Name: George Gordienko
Year Inducted: 2012
George Gordienko one said, “I’ve been so many places, geographically speaking, that I wouldn’t have been able to do it if I couldn’t hold my own.” And he could certainly hold his own, whether it came to toughness, wrestling skills, conversation, poetry, or painting.
It all added up to one of the true originals of professional wrestling and beyond.
Gordienko was born January 7, 1928, in Winnipeg, Manitoba, and died May 14, 2002, in Victoria, British Columbia. His death came as a victim of melanoma cancer. “He’s one guy I would have thought would have been alive at the age of 100,” said former Edmonton, Alberta promoter Al Oeming.

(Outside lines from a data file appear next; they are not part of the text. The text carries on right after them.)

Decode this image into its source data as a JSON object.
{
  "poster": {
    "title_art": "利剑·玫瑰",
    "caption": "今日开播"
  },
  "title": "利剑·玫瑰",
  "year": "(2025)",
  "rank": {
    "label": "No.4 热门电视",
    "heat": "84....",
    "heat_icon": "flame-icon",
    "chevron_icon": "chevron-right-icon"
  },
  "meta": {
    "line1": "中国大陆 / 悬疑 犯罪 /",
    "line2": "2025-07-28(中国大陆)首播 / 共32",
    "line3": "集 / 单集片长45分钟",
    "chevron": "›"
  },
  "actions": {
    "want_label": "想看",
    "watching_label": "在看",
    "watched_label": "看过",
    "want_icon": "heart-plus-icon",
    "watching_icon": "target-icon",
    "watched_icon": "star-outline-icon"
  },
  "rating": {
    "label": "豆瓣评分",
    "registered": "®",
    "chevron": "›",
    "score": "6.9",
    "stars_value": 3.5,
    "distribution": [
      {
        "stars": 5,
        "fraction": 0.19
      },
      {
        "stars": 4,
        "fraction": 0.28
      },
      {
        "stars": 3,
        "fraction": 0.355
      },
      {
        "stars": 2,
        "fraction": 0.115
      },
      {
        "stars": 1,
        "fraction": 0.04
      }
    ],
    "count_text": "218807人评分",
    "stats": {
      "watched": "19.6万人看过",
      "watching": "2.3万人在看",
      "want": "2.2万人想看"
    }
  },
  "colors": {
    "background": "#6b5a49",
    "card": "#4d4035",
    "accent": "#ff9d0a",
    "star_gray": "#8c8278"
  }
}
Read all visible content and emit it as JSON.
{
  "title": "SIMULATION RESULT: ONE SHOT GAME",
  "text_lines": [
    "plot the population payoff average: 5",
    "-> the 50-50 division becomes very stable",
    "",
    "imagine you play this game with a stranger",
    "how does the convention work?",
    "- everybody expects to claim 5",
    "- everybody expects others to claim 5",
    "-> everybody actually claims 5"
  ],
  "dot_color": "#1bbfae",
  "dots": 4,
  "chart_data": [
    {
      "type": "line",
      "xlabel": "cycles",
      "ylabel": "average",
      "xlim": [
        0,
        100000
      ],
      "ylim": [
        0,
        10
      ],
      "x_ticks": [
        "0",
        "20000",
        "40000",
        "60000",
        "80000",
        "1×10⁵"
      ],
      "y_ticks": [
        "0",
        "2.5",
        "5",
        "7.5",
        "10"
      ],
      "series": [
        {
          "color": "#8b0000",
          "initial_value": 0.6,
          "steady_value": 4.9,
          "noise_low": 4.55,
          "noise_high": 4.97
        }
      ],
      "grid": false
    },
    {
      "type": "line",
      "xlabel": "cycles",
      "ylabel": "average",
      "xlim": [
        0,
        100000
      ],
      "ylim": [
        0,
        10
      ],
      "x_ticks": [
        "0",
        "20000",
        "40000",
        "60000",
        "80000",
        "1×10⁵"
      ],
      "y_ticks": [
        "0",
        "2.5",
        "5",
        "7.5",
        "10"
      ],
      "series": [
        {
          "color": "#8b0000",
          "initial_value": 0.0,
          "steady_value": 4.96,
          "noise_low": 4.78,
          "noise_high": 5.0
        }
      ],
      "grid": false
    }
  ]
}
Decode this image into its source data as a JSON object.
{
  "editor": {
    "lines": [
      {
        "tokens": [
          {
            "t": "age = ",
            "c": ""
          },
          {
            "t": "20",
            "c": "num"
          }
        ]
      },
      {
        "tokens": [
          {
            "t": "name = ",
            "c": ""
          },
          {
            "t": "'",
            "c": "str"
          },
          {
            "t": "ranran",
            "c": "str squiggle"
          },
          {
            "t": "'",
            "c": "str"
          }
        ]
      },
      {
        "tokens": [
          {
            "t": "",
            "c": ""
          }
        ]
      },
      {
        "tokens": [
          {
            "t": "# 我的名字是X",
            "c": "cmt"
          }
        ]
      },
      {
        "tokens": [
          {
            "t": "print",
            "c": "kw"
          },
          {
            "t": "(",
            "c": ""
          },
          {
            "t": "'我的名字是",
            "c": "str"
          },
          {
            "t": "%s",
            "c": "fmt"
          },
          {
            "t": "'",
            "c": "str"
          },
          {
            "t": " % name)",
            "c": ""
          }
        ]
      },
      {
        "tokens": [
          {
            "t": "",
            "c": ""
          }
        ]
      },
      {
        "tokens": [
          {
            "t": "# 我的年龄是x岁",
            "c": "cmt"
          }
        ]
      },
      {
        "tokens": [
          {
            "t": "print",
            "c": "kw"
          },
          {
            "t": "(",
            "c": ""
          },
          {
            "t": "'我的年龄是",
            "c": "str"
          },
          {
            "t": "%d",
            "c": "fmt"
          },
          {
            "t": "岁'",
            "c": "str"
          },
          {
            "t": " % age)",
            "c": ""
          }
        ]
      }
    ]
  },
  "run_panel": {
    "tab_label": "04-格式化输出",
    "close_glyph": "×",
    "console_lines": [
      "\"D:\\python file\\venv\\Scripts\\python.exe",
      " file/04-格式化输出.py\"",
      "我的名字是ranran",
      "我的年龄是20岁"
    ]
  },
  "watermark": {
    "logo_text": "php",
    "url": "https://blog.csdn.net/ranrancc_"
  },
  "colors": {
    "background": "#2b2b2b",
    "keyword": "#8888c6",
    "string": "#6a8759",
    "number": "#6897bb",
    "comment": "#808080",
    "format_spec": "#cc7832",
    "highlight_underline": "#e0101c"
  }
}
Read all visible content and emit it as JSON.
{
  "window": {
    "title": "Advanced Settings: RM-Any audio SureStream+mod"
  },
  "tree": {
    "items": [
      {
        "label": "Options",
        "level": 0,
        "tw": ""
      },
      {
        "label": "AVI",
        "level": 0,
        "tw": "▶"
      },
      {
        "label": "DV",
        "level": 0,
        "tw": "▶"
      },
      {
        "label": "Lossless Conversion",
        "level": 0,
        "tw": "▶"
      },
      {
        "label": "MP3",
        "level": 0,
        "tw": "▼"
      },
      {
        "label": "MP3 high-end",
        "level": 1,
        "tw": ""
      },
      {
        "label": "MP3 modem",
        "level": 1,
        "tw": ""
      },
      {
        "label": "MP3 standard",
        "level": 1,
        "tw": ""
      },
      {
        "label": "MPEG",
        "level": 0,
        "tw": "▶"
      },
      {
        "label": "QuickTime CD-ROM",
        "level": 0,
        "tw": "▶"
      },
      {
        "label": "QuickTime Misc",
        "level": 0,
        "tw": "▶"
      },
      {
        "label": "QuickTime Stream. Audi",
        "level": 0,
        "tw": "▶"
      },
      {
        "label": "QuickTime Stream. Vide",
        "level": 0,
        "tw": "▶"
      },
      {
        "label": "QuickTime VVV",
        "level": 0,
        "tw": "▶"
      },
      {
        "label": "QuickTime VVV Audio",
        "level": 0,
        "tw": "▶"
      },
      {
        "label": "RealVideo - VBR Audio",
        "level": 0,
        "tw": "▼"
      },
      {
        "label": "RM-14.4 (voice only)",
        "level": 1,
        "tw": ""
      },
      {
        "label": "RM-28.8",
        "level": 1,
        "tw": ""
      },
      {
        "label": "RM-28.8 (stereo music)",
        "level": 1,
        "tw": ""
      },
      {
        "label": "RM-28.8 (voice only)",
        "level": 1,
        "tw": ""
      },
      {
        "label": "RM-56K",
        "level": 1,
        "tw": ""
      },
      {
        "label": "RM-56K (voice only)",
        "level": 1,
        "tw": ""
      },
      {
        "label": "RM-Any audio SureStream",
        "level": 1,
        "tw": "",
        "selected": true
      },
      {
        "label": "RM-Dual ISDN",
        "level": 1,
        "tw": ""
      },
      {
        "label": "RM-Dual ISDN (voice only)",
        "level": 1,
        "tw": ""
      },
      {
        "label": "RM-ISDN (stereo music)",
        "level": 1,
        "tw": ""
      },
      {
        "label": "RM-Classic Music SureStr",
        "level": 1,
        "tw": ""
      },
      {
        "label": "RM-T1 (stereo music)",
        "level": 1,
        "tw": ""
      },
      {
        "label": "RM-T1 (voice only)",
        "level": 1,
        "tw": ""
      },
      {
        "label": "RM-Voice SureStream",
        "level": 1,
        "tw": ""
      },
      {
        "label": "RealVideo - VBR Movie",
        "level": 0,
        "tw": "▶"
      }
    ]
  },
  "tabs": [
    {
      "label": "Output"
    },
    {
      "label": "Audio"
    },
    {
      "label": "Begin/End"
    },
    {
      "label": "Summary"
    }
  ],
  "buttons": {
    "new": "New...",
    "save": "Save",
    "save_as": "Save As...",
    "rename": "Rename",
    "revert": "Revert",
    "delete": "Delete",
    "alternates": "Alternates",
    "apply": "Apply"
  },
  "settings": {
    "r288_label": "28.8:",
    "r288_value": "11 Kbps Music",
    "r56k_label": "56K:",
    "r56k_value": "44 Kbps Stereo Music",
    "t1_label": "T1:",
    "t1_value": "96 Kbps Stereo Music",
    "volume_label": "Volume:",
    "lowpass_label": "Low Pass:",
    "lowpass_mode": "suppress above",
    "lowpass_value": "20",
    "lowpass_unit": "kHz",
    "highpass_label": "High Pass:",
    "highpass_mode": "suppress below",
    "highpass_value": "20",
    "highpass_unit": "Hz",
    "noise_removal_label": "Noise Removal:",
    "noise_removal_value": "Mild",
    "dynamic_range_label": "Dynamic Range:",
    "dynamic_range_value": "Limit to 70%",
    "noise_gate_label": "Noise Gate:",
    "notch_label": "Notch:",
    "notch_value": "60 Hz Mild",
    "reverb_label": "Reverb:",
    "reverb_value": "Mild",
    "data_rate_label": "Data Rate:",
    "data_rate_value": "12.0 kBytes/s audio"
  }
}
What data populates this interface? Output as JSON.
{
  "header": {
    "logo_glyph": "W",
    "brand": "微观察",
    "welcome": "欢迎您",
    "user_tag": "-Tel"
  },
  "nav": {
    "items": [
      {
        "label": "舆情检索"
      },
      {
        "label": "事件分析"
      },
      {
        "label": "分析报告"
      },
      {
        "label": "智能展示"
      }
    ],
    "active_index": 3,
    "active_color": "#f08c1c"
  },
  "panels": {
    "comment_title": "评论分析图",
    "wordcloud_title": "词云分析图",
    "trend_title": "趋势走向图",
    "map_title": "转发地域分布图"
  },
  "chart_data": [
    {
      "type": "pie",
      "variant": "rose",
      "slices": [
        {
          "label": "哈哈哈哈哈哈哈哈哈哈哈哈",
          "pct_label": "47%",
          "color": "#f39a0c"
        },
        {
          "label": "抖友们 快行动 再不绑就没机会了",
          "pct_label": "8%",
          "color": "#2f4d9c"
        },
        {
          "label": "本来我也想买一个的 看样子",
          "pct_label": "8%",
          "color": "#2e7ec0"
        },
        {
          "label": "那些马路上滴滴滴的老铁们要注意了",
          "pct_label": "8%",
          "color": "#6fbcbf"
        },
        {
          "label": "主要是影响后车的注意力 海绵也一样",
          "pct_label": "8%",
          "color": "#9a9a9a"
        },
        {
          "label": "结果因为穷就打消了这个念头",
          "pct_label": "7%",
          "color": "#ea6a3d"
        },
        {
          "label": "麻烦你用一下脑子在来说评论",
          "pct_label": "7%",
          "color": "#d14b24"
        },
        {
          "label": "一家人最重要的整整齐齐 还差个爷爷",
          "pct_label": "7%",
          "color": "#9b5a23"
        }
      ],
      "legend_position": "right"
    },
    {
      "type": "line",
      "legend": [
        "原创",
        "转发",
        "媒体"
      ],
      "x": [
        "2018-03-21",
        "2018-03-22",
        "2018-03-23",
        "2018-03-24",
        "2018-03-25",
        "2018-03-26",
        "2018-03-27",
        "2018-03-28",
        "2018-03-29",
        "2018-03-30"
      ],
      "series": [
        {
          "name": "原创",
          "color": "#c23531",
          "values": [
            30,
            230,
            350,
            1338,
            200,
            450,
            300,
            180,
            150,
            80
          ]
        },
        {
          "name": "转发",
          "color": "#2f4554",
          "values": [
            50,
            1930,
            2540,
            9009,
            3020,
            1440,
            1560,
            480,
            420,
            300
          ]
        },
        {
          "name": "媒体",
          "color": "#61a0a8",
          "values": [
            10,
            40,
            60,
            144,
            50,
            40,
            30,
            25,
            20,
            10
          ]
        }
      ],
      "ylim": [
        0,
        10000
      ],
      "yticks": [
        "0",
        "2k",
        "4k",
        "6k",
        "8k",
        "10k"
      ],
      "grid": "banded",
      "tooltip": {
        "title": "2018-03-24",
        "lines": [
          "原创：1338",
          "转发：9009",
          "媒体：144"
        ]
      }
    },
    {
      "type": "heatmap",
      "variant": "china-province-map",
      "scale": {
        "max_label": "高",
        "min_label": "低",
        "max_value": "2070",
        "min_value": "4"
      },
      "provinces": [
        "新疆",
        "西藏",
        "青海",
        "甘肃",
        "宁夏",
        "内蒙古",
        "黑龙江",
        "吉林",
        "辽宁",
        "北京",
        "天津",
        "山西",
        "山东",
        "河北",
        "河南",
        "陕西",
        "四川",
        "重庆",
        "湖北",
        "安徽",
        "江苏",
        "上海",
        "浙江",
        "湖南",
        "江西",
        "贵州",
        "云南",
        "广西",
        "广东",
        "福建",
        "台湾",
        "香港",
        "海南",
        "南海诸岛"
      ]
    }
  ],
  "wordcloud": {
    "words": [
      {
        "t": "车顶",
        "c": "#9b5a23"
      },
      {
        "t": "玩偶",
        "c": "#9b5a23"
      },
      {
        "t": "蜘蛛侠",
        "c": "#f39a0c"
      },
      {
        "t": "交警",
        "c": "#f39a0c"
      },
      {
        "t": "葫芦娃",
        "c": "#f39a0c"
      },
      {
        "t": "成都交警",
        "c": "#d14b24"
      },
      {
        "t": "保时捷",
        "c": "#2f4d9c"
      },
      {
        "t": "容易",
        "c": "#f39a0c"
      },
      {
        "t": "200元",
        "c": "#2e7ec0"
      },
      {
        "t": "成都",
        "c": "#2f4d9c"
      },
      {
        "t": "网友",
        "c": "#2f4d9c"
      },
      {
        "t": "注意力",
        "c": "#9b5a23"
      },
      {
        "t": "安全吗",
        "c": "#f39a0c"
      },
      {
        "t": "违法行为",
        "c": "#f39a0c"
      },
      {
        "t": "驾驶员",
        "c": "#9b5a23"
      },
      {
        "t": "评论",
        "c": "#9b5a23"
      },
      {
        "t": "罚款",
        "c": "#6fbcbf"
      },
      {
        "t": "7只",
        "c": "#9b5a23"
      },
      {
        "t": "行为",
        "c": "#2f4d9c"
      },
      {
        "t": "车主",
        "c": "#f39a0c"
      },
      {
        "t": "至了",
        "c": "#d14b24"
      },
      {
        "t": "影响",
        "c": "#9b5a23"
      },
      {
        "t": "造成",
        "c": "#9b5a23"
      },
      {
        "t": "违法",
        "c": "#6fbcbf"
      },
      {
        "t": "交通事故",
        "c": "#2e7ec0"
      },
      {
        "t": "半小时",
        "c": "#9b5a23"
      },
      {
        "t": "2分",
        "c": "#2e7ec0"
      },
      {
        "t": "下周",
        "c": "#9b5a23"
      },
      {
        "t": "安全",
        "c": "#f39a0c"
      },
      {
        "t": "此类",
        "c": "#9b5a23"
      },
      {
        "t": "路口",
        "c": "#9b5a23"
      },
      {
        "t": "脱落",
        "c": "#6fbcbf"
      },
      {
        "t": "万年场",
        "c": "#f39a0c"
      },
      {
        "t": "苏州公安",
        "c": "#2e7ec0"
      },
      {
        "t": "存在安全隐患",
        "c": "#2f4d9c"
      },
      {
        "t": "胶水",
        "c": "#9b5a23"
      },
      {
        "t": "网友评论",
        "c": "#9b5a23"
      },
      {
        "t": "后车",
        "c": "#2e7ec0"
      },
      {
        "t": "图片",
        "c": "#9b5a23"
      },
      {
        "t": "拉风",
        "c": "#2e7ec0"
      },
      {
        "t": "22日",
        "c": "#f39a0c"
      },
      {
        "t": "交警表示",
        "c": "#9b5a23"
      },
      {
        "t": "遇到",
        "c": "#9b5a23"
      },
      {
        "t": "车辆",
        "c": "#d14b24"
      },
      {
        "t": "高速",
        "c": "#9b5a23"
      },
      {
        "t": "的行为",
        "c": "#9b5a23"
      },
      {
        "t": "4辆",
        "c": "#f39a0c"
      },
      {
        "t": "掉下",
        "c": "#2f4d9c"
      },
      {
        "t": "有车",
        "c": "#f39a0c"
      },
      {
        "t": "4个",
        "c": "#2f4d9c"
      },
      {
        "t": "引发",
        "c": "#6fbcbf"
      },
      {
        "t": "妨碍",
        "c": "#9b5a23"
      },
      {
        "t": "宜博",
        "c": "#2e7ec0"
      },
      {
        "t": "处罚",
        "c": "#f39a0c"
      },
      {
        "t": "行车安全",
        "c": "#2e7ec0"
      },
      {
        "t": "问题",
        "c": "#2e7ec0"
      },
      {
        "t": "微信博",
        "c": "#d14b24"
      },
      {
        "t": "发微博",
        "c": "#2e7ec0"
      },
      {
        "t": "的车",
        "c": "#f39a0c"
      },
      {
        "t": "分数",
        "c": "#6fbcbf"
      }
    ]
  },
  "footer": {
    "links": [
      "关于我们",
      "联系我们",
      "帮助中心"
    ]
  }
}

In his 74 years, Gordienko carved out a remarkable life. He got into bodybuilding as a pre-teenager and worked out with his older brothers. His amateur wrestling skills were top-notch and he’d work out with touring professional wrestlers who came through Winnipeg. Joe Pazandak invited Gordienko to train with him in Minneapolis. “He was very keen on his workouts,” Gordienko said of his trainer. “I don’t know where he got all his energy.”
When Gordienko turned pro in 1946, he quickly made a name for himself as a man to be respected. He had massive forearms and natural strength. “I spent a lot of time in the gym with George. I can avouch personally to his abilities!” said Don Leo Jonathan. “George was probably the finest I ever seen.”
Early territories included San Francisco, Buffalo and Minneapolis, but his ability to compete in the United States became compromised when he was alleged to be a Communist sympathizer. In Calgary, he was able to return again and again to work for good friend Stu Hart. He competed internationally in Australia, Japan, India, and Europe. “Because of his traveling and the era he wrestled in, he likely faced more tough guys of different styles than any wrestler of any era, from the Bohlus in India to Dara Singh, to the top wrestlers of Iraq, Iran and Saudi Arabia, to all the European stars and the top Canadians, Australians and New Zealanders,” wrote Dave Meltzer in The Wrestling Observer in an obituary on Gordienko.
Along the way, Gordienko studied his real passion of art. He learned at schools, including the esteemed St. Martin’s School of Art, and even spent time with Pablo Picasso. Yet Gordienko came at it his own way. “I consider myself self-taught” in art, he said. “You can go to schools and not learn anything.”
The wrestling and the art went hand in hand, he said in 1979. His athletic career left him “with the stamina to paint for hours at a time. Wrestling has given me a good understanding of anatomy.”
When he stopped wrestling in 1975, Gordienko distanced himself from wrestling and lived in Europe. He eventually returned to Canada in 1990, settling on Vancouver Island where the isolation was “good for my artwork.” That artwork is now highly sought after by art collectors.
- Greg Oliver